It was mid-August 2010 and the “9/11 Mosque Controversy” was dominating the news. You could not turn on the television without seeing political pundits or religious figures debating the construction of an Islamic community center near Ground Zero. There were also plans by a Florida pastor to conduct book burnings of the Koran on the 9th anniversary of the 9/11 attacks, and this garnered significant media attention as well. These stories were on my mind as we entered the Dar al-Hijrah Islamic Center in Falls Church, VA. We were there to film footage of prayer sessions at the mosque, as well as an interview with Imam Shaker Elsayed, the Center’s religious leader. Shaker is well known in the Northern Virginia Muslim community as a civic activist, and he is the unofficial spokesman for the family of Ahmed Omar Abu Ali, who is one of the central characters in our show.
Dar al-Hijrah sits less than 10 miles outside of Washington, DC and is one of the largest mosques on the East Coast. It serves as a place of worship for nearly 40,000 Muslims who reside in this area of Northern Virginia. The mosque is not without its share of controversy, however; former attendees include Nawaf al-Hazmi and Hani Hanjour (two of the 9/11 hijackers) and Nidal Malik Hasan (the sole suspect in the 2009 Fort Hood shootings). In my initial conversations with Imam Shaker Elsayed, he seemed a little distrustful towards the media and he was certainly apprehensive about allowing our film crew inside the mosque’s walls. After a number of talks however with Shaker and Imam Johari Abdul-Malik, Dar al-Hijrah’s Outreach Director, we were finally let inside.
It was the middle of Ramadan, the Islamic month of fasting. During Ramadan, participating Muslims must refrain from eating or drinking anything (including water) until sundown. As we prepared to film our interview with Shaker Elsayed in the windowless library at Dar al-Hijrah, the blasting air conditioner was creating noise problems for our shoot, forcing us to turn it off. This was summertime in Virginia, so the room temperature jumped up significantly. The thought of not being able to have a drink of water during the warm day seemed impossible to me, so I certainly felt sympathy for our hosts — I made sure that our bottled water was kept inside my backpack.
Following the interview, we moved into the prayer area to get footage of the five daily prayer sessions. This was my first time inside a mosque and it was a much more unique experience than I had anticipated.
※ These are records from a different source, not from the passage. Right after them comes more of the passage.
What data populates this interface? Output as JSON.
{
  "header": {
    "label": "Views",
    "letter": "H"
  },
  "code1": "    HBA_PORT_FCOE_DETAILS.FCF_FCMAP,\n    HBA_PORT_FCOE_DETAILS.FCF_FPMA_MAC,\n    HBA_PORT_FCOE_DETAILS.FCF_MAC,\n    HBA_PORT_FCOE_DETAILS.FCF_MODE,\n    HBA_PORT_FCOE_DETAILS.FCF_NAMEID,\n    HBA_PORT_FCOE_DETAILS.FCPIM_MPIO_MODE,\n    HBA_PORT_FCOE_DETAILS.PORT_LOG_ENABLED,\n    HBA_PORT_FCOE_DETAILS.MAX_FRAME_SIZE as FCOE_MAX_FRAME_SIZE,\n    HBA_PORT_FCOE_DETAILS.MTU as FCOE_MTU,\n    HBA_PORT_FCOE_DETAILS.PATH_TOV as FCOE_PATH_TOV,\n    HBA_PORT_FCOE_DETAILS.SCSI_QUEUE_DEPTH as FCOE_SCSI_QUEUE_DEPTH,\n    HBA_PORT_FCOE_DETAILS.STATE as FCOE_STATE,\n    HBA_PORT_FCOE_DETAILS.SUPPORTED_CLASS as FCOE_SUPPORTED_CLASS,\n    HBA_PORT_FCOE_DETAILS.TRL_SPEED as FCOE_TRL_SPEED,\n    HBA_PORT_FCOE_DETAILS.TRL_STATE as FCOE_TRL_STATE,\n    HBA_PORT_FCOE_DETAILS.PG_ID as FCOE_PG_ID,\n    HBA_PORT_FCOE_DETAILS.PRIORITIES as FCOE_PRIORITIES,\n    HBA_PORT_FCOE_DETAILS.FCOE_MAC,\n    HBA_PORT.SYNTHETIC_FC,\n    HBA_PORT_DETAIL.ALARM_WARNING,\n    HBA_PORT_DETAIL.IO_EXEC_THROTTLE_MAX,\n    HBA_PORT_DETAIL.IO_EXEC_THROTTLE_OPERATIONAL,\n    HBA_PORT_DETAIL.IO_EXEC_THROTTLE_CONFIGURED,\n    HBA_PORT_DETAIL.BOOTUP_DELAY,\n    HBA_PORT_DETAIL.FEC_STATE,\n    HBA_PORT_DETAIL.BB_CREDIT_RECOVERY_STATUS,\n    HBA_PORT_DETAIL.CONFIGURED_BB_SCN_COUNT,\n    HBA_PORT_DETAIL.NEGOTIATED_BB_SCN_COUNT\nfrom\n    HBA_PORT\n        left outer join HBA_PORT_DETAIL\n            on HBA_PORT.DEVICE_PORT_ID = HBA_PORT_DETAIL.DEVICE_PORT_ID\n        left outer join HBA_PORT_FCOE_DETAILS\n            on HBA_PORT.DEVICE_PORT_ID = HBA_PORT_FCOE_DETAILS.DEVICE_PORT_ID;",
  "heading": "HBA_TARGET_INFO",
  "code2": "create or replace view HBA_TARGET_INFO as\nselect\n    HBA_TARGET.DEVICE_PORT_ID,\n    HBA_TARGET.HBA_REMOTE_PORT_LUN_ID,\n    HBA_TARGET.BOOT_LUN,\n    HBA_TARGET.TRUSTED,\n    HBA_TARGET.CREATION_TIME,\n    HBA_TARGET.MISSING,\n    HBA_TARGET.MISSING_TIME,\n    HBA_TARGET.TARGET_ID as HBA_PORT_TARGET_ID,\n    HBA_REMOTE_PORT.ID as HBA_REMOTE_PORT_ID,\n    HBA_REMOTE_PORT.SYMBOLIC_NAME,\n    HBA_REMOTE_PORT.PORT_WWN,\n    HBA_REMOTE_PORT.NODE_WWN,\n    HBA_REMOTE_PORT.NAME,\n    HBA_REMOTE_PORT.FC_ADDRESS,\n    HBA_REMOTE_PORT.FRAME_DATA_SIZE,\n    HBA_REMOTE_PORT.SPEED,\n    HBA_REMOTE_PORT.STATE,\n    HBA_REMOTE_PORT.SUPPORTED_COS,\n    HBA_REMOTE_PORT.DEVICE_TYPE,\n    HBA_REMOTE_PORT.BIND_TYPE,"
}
We were instructed to take off our shoes before stepping onto the cushioned floor. It was very soft, I suppose to accommodate the constant kneeling and bowing during prayer. The room was filled with a variety of Muslim men from diverse ethnic backgrounds (women are segregated to a separate room in the building). The prayers were recited in such a manner that, to my ears, sounded like singing. It was all recited in Arabic so I could not understand what was being said, but it sounded beautiful.
After more than half a day of filming, the crew and I were low on energy and needed to eat. We asked our hosts about nearby restaurants and they offered to feed us instead since they were preparing food for an Interfaith dinner they were hosting at sundown to break the fast. I felt a bit uncomfortable eating in front of them since they were still fasting, but they insisted. A table was set up for our crew in a private office with tablecloth and place settings, where we were fed heaping portions of chicken, rice, salad, and bread. The food was quite good and the crew and I were extremely grateful for their generosity.
Once the sun was down, it was time to film the ritual breaking of the fast. This particular occasion was different in that Dar al-Hijrah hosted an Interfaith ceremony, with members of other religious congregations participating in a sign of unity within the community. Everyone is handed a medjool date, a prayer is recited, and everyone takes a bite signifying the end of their fast. It was fascinating to see the unity and support between participants of differing backgrounds and it showed that no matter what kind of religious differences people may have, we can all still live together.
Be sure to tune in tonight to FBI: Surburban Surveillance at 8P et/pt. Here’s a sneak peak from tonight’s premiere: